-- Directions for this task --
All of the entries need to be repeated exactly. Leave nothing out.

-- Source material --
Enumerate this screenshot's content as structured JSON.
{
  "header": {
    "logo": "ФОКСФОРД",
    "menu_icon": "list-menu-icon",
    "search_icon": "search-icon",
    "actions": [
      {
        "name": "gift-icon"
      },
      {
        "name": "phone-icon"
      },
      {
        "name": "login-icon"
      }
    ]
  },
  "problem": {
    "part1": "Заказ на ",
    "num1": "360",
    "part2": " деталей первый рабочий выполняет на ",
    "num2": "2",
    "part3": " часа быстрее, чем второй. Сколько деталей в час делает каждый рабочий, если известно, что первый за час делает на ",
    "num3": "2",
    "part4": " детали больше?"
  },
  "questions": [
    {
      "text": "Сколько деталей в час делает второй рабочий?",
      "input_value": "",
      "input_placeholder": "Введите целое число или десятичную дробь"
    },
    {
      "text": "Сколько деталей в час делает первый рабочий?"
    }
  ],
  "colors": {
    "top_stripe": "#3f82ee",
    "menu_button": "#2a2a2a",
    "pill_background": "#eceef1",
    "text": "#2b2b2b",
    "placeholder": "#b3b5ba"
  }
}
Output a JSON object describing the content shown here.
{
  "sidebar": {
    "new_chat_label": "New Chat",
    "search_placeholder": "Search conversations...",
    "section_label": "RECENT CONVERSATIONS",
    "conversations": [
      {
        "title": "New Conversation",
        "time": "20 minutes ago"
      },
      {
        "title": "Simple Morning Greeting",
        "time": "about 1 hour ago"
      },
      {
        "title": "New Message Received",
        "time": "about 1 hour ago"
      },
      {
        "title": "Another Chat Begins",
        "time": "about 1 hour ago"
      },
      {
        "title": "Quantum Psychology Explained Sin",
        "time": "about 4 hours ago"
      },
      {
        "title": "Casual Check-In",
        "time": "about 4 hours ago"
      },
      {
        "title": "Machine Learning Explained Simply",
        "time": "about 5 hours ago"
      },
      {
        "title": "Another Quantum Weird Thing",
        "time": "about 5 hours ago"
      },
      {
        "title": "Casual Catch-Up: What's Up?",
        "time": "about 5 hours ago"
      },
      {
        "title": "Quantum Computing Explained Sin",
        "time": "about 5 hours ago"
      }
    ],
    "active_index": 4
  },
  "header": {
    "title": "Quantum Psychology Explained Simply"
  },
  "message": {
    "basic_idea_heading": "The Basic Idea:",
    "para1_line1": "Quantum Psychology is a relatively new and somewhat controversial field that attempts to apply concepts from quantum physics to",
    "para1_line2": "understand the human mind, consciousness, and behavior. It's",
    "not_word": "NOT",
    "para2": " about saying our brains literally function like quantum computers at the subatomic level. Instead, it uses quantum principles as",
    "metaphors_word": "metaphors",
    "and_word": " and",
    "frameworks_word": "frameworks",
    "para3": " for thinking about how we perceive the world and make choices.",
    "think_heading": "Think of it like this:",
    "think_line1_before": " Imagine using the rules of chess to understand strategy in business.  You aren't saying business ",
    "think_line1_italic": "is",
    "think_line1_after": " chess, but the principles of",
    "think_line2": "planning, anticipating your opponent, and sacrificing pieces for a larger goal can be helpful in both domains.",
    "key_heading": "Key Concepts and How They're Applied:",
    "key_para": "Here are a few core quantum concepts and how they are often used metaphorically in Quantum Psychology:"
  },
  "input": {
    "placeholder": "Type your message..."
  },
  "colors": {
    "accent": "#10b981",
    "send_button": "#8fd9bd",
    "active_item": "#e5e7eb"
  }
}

-- Finished exercise --
Enumerate this screenshot's content as structured JSON.
{
  "header": {
    "logo": "ФОКСФОРД",
    "menu_icon": "list-menu-icon",
    "search_icon": "search-icon",
    "actions": [
      {
        "name": "gift-icon"
      },
      {
        "name": "phone-icon"
      },
      {
        "name": "login-icon"
      }
    ]
  },
  "problem": {
    "part1": "Заказ на ",
    "num1": "360",
    "part2": " деталей первый рабочий выполняет на ",
    "num2": "2",
    "part3": " часа быстрее, чем второй. Сколько деталей в час делает каждый рабочий, если известно, что первый за час делает на ",
    "num3": "2",
    "part4": " детали больше?"
  },
  "questions": [
    {
      "text": "Сколько деталей в час делает второй рабочий?",
      "input_value": "",
      "input_placeholder": "Введите целое число или десятичную дробь"
    },
    {
      "text": "Сколько деталей в час делает первый рабочий?"
    }
  ],
  "colors": {
    "top_stripe": "#3f82ee",
    "menu_button": "#2a2a2a",
    "pill_background": "#eceef1",
    "text": "#2b2b2b",
    "placeholder": "#b3b5ba"
  }
}
Output a JSON object describing the content shown here.
{
  "sidebar": {
    "new_chat_label": "New Chat",
    "search_placeholder": "Search conversations...",
    "section_label": "RECENT CONVERSATIONS",
    "conversations": [
      {
        "title": "New Conversation",
        "time": "20 minutes ago"
      },
      {
        "title": "Simple Morning Greeting",
        "time": "about 1 hour ago"
      },
      {
        "title": "New Message Received",
        "time": "about 1 hour ago"
      },
      {
        "title": "Another Chat Begins",
        "time": "about 1 hour ago"
      },
      {
        "title": "Quantum Psychology Explained Sin",
        "time": "about 4 hours ago"
      },
      {
        "title": "Casual Check-In",
        "time": "about 4 hours ago"
      },
      {
        "title": "Machine Learning Explained Simply",
        "time": "about 5 hours ago"
      },
      {
        "title": "Another Quantum Weird Thing",
        "time": "about 5 hours ago"
      },
      {
        "title": "Casual Catch-Up: What's Up?",
        "time": "about 5 hours ago"
      },
      {
        "title": "Quantum Computing Explained Sin",
        "time": "about 5 hours ago"
      }
    ],
    "active_index": 4
  },
  "header": {
    "title": "Quantum Psychology Explained Simply"
  },
  "message": {
    "basic_idea_heading": "The Basic Idea:",
    "para1_line1": "Quantum Psychology is a relatively new and somewhat controversial field that attempts to apply concepts from quantum physics to",
    "para1_line2": "understand the human mind, consciousness, and behavior. It's",
    "not_word": "NOT",
    "para2": " about saying our brains literally function like quantum computers at the subatomic level. Instead, it uses quantum principles as",
    "metaphors_word": "metaphors",
    "and_word": " and",
    "frameworks_word": "frameworks",
    "para3": " for thinking about how we perceive the world and make choices.",
    "think_heading": "Think of it like this:",
    "think_line1_before": " Imagine using the rules of chess to understand strategy in business.  You aren't saying business ",
    "think_line1_italic": "is",
    "think_line1_after": " chess, but the principles of",
    "think_line2": "planning, anticipating your opponent, and sacrificing pieces for a larger goal can be helpful in both domains.",
    "key_heading": "Key Concepts and How They're Applied:",
    "key_para": "Here are a few core quantum concepts and how they are often used metaphorically in Quantum Psychology:"
  },
  "input": {
    "placeholder": "Type your message..."
  },
  "colors": {
    "accent": "#10b981",
    "send_button": "#8fd9bd",
    "active_item": "#e5e7eb"
  }
}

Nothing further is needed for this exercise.